Only top unis 'should give degrees'
Only England's top universities should have the power to award degrees, a study has suggested.
A report by the CentreForum think-tank calls for an overhaul of higher education, splitting universities into two different types; leading institutions that focus on research and teaching and others focusing mainly on teaching.
It says that only a "select number of highly prestigious institutions or academic bodies", should be allowed to award degrees.
These research universities would design their own set of courses and exams, which other "regular" institutions would then teach. Exams would be externally marked by the research university, the report says.
Such a move would boost the quality of higher education, cut costs and allow students to compare courses offered by different institutions.
The report says that the "research" institutions would make up around a third of universities in England, while "regular" universities would make up the other two thirds.
It argues that some universities already offer degrees accredited by other institutions, for example, Writtle College in Essex, where degrees are awarded by Essex University.
The report says: "Competition for places at prestigious 'research' universities would still be high, but as 'regular' universities gained a reputation for better quality teaching and more contact hours, some students may decide they would prefer to study for a widely recognised and externally accredited degree at a lower cost institution and still be assured of the quality of the course."
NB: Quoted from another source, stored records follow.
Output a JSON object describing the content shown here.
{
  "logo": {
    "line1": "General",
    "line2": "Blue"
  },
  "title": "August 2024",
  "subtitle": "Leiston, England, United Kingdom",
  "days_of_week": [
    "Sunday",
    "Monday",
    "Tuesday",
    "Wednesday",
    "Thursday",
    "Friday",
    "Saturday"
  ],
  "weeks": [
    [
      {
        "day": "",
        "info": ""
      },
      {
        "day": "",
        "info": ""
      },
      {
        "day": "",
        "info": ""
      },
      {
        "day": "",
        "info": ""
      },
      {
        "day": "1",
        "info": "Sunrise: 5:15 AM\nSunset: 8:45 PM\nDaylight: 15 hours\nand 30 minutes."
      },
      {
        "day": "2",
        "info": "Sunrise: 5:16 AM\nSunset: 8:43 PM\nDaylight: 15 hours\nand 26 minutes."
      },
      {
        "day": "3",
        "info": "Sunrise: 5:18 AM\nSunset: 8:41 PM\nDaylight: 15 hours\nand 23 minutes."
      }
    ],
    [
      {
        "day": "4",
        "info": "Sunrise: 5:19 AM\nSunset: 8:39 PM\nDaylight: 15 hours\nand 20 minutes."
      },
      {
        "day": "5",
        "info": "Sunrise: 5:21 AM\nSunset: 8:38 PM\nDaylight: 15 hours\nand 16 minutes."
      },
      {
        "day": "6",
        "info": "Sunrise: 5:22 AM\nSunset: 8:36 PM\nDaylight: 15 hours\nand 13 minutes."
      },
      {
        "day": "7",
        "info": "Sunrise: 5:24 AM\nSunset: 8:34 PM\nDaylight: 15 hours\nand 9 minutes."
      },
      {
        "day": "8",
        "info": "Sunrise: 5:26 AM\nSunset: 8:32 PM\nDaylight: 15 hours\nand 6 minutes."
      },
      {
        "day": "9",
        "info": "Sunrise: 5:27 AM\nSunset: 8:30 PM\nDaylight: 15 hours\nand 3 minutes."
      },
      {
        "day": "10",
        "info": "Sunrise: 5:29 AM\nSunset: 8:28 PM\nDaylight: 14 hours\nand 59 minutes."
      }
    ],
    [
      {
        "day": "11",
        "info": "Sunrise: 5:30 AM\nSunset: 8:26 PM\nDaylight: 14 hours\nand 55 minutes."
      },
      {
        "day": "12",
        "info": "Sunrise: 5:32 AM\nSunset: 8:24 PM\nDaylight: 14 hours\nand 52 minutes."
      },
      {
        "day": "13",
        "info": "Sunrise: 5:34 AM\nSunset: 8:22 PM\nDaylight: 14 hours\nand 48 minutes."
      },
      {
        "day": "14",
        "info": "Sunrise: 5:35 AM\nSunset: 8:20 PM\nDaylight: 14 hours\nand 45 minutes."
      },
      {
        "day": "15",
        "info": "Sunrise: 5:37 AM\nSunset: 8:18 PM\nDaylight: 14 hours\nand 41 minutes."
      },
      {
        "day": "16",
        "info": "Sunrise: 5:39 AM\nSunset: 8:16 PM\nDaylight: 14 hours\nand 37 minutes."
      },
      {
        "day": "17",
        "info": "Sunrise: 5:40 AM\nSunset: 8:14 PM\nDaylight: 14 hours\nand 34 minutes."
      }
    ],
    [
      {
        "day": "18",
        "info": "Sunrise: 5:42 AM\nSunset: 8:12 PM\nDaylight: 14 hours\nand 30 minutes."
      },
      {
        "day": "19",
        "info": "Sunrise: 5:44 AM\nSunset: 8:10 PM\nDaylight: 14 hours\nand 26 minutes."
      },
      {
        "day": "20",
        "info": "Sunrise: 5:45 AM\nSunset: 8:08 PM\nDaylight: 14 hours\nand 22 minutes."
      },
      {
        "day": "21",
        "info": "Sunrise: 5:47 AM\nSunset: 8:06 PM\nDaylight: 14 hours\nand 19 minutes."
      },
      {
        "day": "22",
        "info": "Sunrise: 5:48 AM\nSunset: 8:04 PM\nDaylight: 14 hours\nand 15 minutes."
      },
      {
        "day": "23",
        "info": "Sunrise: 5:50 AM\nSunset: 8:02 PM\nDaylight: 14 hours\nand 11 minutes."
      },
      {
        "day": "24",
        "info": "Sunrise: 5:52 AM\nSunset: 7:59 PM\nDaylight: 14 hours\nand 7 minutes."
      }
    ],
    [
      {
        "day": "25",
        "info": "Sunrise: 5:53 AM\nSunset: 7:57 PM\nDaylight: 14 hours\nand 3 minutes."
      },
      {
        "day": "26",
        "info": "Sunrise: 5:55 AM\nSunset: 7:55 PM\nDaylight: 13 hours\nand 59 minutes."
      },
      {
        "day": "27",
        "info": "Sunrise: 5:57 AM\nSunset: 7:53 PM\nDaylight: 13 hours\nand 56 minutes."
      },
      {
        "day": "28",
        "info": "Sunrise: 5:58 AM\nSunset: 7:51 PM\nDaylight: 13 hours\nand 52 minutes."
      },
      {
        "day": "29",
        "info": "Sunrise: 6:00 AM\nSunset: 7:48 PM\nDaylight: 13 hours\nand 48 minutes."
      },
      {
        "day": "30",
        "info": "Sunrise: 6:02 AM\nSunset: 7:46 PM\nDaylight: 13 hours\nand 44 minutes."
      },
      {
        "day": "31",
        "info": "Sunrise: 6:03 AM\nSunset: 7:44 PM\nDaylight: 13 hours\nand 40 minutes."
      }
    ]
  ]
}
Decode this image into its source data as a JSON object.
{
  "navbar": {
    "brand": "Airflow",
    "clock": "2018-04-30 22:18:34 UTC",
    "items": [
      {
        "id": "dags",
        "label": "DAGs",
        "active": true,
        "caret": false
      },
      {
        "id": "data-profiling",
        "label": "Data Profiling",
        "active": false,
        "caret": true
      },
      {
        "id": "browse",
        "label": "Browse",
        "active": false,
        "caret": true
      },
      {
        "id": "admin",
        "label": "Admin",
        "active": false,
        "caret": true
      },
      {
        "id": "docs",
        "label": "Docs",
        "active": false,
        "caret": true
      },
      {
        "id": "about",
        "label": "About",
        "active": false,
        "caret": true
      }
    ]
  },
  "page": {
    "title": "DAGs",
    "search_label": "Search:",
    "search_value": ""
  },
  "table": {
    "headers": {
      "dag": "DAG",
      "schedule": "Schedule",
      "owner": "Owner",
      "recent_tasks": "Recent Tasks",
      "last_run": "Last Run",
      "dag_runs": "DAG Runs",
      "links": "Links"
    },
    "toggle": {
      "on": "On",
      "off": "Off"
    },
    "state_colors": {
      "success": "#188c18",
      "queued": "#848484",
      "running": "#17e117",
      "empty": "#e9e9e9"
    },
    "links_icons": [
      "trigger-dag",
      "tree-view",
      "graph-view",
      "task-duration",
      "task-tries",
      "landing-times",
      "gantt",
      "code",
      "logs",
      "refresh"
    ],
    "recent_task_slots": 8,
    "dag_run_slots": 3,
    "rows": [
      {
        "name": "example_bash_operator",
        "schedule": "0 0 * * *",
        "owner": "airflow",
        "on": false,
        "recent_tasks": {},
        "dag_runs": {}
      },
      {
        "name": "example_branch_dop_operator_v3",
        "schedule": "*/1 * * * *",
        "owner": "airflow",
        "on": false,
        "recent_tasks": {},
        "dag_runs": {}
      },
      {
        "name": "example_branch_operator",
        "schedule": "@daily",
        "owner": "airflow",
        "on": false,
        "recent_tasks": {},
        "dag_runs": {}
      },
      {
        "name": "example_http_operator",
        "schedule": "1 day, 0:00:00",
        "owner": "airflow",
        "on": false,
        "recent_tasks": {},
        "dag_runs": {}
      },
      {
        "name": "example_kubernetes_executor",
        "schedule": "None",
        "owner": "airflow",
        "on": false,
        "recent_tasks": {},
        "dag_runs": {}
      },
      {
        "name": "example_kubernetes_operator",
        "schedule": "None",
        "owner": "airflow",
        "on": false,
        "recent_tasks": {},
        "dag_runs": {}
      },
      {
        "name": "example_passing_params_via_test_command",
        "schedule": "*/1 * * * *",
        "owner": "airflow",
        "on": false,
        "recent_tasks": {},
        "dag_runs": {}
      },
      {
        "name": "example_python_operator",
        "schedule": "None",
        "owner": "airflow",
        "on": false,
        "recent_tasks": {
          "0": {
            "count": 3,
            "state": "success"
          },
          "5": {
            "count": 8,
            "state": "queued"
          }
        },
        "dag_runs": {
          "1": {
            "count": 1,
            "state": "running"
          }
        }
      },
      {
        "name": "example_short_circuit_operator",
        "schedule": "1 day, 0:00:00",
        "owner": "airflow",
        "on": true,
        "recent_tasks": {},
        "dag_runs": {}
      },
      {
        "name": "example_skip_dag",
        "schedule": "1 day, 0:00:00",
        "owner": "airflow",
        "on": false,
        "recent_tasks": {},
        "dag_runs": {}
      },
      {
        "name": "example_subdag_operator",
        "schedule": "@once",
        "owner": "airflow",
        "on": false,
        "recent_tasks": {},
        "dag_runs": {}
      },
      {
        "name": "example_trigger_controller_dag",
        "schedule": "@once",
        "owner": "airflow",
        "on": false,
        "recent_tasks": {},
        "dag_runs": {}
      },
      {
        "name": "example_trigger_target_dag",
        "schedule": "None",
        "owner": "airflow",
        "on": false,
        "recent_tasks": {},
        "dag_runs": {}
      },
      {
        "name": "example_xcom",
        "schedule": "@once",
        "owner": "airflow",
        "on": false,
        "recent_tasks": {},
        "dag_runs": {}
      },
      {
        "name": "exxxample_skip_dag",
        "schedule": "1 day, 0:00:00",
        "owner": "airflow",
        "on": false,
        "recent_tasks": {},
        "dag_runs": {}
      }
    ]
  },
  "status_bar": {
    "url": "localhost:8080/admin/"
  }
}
The report argues that such a system would remove the incentive for universities to charge high fees as a signal that they are providing a high quality education. By employing staff that are focused on teaching, not research, and cutting the length of a degree down to two years, costs will be cut.
Report author Gill Wyness said: "The current system is murky and expensive. Students are not able to compare courses while universities get away with using high fees to signal quality. A standardised degree system of the sort we are proposing will ensure better quality and comparability, and will drive down costs for students."